● Task requirements: Within the material below, find each line bearing the word "toolbar" and present it.

● Input:
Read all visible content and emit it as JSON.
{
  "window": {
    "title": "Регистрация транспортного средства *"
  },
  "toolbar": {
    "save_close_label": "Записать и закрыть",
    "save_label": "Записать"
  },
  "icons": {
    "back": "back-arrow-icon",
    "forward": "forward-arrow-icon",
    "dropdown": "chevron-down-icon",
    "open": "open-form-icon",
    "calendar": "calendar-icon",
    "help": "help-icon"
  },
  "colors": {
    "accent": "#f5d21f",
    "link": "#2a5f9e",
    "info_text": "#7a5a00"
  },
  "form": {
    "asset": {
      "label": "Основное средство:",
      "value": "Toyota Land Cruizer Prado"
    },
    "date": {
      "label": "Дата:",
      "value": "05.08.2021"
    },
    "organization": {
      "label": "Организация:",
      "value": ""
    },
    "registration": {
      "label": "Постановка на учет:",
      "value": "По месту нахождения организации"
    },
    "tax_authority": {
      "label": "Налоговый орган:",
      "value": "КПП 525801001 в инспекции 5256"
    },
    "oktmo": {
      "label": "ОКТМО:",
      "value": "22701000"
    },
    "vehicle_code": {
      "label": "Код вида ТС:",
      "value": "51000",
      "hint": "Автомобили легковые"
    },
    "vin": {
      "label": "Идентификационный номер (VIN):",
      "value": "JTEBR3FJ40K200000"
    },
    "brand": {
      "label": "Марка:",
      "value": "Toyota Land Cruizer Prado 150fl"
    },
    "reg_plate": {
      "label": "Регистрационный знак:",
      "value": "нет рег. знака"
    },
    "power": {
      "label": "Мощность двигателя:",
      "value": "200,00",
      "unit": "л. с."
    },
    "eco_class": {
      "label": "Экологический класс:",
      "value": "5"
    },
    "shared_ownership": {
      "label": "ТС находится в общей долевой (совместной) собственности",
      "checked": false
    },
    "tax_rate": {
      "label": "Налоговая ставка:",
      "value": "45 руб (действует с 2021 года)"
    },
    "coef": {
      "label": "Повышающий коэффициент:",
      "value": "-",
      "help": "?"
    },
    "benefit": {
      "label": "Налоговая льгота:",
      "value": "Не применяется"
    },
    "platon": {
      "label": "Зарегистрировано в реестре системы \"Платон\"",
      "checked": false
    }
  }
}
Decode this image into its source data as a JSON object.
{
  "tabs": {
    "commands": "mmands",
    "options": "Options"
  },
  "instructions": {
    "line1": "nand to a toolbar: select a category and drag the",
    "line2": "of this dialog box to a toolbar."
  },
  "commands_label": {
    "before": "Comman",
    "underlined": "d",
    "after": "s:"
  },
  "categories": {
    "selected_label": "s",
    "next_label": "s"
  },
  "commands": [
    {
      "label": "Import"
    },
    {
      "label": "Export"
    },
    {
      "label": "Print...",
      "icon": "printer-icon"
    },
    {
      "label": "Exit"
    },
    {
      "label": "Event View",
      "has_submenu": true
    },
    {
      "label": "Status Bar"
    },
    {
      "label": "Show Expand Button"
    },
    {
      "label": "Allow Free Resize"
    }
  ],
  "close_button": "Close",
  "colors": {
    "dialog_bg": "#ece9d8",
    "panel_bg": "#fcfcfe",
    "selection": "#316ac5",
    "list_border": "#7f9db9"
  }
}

● Output of the task:
  "toolbar": {
    "line1": "nand to a toolbar: select a category and drag the",
    "line2": "of this dialog box to a toolbar."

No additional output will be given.